_Exercise details:_ Work through the data line by line, gathering every line that has the word "留言反馈".

_Material to process:_
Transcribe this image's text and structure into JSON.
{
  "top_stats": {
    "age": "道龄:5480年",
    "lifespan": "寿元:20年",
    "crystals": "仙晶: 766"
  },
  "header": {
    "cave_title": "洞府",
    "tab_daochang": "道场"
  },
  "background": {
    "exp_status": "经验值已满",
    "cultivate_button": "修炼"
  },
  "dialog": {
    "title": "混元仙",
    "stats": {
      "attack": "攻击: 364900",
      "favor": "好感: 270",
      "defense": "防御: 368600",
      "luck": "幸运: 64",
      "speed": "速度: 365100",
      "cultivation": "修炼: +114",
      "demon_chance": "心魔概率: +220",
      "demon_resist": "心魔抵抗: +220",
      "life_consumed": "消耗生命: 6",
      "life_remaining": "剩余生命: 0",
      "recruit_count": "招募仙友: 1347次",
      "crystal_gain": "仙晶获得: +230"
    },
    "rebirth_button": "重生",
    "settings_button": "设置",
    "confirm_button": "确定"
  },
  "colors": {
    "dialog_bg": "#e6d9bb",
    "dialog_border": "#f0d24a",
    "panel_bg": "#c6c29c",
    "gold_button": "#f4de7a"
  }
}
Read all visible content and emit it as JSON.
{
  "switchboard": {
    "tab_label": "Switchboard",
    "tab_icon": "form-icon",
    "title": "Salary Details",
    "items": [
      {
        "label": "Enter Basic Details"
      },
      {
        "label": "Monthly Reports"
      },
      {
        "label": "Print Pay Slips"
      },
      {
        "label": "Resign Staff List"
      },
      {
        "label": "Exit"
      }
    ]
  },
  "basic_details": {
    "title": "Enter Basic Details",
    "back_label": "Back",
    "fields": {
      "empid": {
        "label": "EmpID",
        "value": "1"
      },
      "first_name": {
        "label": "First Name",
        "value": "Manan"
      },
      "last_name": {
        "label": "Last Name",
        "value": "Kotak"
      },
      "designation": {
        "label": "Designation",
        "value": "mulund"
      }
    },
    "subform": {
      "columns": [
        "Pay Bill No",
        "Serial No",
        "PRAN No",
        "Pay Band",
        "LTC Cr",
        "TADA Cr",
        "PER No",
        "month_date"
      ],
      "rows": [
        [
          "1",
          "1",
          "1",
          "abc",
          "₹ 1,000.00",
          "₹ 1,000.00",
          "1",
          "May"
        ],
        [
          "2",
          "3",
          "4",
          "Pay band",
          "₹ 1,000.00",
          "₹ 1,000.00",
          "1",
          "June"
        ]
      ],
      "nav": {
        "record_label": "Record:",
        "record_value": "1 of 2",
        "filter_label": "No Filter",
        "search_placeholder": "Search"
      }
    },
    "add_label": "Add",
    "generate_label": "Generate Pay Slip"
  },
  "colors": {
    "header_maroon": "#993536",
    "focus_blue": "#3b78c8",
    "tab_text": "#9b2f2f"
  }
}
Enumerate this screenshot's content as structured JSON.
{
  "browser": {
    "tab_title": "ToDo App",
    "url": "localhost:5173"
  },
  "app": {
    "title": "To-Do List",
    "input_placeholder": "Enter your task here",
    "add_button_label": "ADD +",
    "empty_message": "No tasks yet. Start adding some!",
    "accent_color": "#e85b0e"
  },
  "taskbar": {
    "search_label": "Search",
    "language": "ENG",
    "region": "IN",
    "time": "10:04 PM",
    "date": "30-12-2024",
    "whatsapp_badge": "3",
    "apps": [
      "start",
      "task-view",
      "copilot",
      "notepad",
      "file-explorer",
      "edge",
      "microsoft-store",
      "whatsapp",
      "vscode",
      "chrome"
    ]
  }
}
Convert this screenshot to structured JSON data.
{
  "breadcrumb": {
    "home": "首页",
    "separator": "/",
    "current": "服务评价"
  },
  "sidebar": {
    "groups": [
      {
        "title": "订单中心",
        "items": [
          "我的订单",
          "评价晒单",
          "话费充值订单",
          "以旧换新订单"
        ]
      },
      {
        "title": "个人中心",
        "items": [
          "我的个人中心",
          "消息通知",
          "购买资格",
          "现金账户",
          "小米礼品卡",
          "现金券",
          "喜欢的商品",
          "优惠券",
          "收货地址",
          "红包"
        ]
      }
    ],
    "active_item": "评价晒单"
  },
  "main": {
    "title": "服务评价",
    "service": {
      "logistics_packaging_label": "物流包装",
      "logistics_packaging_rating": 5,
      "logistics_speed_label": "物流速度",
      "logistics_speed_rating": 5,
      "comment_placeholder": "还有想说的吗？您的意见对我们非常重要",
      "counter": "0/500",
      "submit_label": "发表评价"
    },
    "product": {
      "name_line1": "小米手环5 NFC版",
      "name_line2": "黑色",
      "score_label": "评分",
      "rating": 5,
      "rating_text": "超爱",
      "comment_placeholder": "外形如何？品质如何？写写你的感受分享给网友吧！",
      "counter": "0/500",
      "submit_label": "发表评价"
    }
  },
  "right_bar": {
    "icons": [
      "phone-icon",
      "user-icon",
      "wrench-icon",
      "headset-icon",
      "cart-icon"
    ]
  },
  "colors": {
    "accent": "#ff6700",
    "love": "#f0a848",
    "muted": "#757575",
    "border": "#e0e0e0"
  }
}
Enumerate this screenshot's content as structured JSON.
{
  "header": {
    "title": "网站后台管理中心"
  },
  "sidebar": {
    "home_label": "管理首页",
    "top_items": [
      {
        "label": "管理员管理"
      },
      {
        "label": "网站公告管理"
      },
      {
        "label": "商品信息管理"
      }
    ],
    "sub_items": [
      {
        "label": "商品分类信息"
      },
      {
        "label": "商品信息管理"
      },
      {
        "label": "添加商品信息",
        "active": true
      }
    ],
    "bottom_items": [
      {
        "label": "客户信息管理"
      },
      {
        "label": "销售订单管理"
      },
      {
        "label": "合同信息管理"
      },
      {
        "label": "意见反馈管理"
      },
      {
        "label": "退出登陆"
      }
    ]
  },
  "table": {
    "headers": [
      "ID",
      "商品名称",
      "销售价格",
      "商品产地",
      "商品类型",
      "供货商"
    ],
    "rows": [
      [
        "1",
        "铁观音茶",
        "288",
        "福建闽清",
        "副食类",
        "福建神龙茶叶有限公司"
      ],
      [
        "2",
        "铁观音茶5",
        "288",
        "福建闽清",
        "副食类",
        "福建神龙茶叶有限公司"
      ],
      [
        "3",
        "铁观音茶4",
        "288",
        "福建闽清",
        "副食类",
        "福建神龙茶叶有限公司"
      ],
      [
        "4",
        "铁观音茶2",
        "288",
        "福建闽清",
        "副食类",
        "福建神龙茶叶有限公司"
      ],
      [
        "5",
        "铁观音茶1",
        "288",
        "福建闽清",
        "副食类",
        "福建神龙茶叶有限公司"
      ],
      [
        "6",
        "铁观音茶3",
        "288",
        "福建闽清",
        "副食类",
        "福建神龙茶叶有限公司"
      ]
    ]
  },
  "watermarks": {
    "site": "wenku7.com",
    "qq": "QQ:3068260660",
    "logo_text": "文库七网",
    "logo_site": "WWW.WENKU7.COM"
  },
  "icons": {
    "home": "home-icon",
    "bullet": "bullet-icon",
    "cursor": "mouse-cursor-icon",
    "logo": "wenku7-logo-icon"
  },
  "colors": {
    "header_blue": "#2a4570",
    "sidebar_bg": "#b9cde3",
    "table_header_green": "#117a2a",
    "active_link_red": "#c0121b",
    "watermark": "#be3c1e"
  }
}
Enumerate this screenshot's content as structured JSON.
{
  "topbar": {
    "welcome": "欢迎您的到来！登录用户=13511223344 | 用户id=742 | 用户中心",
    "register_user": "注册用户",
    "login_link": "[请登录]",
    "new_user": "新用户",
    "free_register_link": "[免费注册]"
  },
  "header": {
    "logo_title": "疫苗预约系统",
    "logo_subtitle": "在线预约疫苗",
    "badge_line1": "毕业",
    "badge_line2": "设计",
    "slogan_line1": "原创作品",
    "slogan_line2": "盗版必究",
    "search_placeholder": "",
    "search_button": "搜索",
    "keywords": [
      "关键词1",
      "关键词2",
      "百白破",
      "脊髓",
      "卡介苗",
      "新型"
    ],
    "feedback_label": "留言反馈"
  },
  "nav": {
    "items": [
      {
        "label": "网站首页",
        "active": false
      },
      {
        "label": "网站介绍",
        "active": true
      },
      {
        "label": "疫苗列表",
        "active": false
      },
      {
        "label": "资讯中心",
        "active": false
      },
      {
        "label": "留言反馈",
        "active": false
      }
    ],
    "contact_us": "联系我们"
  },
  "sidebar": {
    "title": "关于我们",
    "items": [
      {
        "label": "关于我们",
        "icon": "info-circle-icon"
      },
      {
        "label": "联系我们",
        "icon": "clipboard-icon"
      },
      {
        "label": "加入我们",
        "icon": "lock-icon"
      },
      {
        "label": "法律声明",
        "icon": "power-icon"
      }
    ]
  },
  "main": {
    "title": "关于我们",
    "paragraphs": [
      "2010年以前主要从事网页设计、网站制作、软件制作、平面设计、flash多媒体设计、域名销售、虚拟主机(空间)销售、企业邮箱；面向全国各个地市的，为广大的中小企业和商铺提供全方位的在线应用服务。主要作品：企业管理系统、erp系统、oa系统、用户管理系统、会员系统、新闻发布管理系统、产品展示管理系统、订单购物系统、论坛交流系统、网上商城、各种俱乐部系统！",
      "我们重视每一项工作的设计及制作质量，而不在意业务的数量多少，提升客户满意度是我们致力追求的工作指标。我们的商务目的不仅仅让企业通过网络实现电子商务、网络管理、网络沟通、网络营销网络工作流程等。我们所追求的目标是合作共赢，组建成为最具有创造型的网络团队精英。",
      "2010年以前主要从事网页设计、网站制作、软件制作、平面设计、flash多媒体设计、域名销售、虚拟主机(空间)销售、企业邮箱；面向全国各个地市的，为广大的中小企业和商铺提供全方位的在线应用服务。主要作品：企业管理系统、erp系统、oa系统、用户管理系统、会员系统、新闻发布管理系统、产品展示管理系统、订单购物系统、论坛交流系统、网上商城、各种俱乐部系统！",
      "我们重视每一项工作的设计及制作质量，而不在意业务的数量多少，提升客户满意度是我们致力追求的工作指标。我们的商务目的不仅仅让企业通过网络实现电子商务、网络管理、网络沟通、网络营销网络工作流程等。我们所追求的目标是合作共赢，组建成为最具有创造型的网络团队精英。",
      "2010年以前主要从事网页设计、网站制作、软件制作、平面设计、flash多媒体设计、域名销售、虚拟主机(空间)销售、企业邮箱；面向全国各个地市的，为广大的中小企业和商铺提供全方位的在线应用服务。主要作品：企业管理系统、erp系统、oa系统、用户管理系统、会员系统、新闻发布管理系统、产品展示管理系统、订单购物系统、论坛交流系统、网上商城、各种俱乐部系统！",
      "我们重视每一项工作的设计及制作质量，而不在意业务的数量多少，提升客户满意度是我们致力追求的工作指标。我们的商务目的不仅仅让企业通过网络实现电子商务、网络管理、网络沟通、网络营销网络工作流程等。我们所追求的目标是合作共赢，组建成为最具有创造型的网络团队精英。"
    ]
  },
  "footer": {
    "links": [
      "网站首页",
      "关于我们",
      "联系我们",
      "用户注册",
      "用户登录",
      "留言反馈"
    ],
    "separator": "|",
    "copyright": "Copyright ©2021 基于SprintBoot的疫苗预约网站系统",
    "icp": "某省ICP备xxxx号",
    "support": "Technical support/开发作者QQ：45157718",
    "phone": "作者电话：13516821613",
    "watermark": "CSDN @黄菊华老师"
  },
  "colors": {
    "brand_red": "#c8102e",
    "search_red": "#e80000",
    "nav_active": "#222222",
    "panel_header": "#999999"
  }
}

_Result:_
    "feedback_label": "留言反馈"
        "label": "留言反馈",
      "留言反馈"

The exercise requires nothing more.